DATA EXTRACT:
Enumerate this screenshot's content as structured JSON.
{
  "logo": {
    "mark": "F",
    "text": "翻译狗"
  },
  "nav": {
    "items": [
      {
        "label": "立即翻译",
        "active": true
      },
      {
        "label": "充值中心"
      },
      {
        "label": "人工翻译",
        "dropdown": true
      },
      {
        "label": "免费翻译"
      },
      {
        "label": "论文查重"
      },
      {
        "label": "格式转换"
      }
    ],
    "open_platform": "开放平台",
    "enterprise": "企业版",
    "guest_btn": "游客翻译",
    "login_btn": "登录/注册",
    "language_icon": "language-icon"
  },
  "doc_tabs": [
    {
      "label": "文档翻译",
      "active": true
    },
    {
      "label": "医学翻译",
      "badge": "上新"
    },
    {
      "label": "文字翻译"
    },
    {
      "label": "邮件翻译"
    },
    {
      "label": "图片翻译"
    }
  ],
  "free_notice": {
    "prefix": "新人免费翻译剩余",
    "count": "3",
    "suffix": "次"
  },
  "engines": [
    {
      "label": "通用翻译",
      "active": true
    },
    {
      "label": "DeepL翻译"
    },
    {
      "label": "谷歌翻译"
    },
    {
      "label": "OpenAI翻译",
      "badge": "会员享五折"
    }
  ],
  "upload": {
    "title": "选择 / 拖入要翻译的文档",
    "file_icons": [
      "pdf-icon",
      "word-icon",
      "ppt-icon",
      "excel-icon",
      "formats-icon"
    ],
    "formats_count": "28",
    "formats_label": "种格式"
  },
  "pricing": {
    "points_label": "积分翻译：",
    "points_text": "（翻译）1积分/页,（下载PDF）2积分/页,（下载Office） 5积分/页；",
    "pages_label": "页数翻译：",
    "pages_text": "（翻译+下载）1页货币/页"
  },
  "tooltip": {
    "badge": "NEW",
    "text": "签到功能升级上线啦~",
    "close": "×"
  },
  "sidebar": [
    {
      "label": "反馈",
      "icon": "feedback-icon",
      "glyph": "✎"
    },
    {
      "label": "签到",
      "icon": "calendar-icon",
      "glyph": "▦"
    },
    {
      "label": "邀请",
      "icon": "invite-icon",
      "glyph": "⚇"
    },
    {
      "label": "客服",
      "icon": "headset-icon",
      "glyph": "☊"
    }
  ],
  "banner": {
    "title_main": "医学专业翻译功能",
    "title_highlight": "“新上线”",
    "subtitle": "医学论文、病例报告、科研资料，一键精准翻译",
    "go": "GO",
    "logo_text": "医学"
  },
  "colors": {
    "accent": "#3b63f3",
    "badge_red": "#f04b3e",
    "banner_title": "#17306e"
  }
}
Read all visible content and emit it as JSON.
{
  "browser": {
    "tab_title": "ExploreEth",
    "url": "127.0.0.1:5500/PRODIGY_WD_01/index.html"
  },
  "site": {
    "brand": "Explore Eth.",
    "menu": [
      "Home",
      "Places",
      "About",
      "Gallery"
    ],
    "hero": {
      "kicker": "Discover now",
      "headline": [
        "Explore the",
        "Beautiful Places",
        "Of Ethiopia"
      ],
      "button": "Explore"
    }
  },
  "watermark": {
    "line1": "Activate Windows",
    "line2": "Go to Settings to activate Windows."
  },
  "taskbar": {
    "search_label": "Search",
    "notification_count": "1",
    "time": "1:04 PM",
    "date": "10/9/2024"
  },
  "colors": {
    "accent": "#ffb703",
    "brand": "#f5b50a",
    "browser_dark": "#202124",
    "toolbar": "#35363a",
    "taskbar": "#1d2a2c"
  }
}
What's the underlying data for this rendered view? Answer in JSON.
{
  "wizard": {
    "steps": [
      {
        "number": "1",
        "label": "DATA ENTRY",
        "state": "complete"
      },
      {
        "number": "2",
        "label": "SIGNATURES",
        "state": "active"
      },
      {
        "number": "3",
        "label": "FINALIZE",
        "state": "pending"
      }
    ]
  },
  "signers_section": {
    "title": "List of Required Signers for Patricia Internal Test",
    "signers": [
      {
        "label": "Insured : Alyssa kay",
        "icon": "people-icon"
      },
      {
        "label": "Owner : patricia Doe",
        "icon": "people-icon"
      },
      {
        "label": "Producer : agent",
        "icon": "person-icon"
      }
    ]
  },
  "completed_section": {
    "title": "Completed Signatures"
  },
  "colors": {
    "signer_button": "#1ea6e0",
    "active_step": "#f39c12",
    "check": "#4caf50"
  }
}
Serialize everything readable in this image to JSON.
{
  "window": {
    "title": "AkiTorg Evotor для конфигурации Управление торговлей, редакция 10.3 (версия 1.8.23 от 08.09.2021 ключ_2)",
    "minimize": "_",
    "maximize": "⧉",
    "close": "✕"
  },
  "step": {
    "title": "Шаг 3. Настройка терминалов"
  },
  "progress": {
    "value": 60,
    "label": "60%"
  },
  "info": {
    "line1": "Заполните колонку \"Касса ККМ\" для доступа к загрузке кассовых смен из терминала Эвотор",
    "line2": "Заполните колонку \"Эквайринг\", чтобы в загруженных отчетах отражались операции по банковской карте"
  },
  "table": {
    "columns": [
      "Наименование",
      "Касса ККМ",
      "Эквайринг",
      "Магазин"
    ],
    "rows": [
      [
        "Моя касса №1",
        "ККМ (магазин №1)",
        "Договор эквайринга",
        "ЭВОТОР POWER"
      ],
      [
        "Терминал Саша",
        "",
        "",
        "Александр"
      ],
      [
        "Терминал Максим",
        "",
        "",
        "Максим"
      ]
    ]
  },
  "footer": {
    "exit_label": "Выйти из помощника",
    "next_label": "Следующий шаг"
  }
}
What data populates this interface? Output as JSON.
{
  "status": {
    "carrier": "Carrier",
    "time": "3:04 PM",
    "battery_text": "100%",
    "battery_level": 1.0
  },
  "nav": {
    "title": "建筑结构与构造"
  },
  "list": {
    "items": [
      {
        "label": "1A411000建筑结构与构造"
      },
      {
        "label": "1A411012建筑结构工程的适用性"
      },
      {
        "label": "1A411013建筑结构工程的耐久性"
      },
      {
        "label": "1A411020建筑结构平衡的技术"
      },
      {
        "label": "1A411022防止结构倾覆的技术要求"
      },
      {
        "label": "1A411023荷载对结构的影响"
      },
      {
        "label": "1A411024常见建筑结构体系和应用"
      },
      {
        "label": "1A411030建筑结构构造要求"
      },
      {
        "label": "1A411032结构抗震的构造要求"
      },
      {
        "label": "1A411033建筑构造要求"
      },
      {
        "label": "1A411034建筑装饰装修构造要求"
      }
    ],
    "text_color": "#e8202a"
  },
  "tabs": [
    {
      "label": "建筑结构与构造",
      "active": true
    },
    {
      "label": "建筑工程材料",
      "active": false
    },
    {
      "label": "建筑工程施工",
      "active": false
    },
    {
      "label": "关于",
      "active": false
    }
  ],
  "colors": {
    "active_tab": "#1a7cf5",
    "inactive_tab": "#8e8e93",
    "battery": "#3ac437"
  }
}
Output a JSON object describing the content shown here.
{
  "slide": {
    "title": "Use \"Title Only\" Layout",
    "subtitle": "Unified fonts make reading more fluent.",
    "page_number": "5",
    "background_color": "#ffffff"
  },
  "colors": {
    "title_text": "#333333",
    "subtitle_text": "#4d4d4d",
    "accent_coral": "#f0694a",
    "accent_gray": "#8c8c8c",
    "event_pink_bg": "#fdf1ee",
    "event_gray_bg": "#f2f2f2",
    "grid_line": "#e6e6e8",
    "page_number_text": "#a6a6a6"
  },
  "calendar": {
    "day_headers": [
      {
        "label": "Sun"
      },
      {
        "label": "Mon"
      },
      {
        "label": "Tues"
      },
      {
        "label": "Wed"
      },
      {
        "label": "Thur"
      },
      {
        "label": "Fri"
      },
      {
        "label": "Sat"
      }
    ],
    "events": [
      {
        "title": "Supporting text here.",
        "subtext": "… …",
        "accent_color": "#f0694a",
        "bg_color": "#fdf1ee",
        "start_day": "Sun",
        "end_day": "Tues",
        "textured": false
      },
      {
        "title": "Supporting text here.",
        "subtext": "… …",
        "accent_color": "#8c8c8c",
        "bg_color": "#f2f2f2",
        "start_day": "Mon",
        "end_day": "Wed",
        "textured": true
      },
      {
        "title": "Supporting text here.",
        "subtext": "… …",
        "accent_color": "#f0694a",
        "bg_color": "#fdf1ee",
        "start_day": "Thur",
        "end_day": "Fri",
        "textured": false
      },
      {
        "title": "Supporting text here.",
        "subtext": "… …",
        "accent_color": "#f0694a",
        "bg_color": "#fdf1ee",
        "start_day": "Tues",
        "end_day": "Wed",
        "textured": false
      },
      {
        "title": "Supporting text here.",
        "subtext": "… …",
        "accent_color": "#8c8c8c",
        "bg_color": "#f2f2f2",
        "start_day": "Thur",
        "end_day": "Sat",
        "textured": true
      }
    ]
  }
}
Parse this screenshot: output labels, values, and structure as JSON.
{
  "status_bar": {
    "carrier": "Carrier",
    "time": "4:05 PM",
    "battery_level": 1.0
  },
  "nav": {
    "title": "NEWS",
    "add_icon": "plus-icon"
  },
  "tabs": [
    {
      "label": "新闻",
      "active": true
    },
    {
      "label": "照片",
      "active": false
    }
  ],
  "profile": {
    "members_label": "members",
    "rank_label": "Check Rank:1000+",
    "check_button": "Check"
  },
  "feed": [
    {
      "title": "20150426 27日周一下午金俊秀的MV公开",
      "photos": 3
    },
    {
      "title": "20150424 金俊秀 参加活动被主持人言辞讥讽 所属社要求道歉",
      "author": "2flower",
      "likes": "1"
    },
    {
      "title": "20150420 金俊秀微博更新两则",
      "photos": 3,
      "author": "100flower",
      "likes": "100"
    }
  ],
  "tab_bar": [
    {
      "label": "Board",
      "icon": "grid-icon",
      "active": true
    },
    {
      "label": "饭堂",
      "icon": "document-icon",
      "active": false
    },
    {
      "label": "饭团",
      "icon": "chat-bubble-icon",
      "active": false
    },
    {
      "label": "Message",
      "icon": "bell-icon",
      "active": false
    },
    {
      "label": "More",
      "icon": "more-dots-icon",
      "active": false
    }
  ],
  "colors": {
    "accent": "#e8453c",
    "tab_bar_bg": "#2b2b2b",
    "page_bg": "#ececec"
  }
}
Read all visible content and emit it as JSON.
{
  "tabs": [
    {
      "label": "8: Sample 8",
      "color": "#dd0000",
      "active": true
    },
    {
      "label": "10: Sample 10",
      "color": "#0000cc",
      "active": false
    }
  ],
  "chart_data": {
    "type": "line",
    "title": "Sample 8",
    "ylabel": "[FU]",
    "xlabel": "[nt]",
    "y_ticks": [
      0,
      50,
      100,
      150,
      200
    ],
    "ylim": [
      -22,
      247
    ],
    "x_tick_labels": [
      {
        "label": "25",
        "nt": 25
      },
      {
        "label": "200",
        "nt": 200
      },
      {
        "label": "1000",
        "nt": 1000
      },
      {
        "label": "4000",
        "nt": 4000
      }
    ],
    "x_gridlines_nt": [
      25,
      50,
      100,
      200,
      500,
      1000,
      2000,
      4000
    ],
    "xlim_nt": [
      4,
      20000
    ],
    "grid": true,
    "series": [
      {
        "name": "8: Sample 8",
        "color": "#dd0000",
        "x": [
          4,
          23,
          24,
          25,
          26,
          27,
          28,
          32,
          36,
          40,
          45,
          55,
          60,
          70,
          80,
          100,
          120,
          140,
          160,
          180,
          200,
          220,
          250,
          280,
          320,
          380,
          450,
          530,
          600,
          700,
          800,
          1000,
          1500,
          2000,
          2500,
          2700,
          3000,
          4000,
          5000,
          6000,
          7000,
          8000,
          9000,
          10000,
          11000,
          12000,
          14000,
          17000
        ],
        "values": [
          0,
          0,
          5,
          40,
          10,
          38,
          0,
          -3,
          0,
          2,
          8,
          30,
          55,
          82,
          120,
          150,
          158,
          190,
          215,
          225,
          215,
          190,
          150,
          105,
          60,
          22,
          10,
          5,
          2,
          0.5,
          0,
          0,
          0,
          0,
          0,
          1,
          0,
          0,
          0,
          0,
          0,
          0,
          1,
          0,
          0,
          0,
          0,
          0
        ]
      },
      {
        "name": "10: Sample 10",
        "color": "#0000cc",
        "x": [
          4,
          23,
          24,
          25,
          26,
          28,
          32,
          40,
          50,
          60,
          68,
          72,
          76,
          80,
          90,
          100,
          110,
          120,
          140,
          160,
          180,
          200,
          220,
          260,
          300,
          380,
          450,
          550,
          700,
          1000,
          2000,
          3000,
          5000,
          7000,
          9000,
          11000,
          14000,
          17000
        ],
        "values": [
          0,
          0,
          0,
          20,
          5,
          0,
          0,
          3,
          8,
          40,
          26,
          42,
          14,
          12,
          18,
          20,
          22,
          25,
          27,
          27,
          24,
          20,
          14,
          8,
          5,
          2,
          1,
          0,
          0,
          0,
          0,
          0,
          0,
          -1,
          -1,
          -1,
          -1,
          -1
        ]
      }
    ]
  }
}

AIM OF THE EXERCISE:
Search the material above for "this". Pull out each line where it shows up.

OUTPUT BELOW:
Enumerate this screenshot's content as structured JSON.
What's the underlying data for this rendered view? Answer in JSON.
Serialize everything readable in this image to JSON.
What data populates this interface? Output as JSON.
Parse this screenshot: output labels, values, and structure as JSON.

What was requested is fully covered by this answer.